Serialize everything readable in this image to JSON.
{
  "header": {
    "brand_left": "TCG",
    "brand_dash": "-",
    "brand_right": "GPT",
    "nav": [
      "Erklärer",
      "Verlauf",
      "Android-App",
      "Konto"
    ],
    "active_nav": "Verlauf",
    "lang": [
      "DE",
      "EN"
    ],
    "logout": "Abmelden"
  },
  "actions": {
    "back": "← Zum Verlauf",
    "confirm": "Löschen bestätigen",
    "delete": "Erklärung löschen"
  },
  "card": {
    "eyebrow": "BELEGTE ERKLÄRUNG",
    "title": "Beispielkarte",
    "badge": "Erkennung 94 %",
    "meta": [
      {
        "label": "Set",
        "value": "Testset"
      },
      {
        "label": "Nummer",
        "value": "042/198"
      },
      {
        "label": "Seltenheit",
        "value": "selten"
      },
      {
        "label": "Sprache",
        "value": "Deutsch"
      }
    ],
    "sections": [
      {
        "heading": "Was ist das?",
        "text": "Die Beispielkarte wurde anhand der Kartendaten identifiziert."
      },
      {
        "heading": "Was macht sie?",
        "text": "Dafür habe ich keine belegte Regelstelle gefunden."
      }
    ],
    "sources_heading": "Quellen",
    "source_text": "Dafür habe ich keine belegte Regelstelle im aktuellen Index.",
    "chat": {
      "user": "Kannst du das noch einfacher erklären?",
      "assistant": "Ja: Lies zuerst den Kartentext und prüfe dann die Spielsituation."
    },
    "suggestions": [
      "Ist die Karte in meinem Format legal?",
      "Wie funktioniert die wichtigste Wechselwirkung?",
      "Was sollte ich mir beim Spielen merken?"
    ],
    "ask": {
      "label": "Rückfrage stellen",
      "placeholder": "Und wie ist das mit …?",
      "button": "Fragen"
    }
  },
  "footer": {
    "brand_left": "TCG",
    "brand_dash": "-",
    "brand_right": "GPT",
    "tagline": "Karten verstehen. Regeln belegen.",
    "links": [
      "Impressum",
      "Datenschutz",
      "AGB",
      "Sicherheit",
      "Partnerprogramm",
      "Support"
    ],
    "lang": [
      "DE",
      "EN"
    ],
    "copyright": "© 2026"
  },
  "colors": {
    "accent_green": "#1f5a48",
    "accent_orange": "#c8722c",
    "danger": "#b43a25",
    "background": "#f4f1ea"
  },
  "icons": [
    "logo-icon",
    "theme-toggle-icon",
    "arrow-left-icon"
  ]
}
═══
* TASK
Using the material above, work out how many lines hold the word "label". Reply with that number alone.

* ANSWER BELOW
5